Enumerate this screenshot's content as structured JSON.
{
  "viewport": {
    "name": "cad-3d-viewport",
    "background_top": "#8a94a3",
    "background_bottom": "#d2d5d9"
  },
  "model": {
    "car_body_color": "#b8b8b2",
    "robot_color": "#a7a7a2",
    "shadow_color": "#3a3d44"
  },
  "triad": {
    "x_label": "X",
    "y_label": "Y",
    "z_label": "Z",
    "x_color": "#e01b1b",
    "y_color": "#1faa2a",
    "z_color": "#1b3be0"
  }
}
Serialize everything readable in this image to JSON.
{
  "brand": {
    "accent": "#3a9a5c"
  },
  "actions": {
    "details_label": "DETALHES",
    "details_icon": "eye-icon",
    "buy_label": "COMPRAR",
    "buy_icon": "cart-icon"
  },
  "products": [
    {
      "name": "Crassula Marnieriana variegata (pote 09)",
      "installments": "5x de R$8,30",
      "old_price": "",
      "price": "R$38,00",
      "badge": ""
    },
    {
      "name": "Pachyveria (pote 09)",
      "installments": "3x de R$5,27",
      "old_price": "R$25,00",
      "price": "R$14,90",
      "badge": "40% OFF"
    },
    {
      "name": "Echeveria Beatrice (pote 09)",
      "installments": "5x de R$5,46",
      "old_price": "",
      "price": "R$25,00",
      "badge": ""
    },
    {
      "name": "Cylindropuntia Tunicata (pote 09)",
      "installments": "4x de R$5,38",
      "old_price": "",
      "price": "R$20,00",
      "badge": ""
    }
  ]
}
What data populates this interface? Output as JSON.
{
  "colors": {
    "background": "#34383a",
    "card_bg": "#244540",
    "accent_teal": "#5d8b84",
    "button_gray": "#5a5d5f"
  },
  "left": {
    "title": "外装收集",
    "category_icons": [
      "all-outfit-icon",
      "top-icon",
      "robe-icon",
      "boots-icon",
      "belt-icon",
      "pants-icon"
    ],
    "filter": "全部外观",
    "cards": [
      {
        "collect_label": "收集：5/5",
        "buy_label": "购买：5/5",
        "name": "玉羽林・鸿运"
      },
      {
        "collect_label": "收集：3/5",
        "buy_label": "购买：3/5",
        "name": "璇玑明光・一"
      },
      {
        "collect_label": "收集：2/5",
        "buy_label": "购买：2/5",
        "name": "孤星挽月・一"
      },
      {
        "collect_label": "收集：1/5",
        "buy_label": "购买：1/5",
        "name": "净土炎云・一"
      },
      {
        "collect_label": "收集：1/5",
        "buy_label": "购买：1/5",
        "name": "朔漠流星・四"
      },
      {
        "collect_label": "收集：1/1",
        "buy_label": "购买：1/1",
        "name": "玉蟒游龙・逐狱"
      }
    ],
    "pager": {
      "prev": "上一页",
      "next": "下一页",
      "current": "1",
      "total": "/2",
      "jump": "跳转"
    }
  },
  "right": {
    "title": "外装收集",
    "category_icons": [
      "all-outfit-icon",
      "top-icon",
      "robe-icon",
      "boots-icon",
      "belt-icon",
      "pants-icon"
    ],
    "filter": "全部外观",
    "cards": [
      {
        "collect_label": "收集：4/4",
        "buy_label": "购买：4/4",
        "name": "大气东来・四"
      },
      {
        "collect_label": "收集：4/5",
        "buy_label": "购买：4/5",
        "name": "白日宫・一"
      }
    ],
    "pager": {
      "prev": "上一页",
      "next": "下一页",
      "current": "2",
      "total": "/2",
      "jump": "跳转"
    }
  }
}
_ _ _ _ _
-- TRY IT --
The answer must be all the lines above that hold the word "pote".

-- OUTPUT BELOW --
      "name": "Crassula Marnieriana variegata (pote 09)",
      "name": "Pachyveria (pote 09)",
      "name": "Echeveria Beatrice (pote 09)",
      "name": "Cylindropuntia Tunicata (pote 09)",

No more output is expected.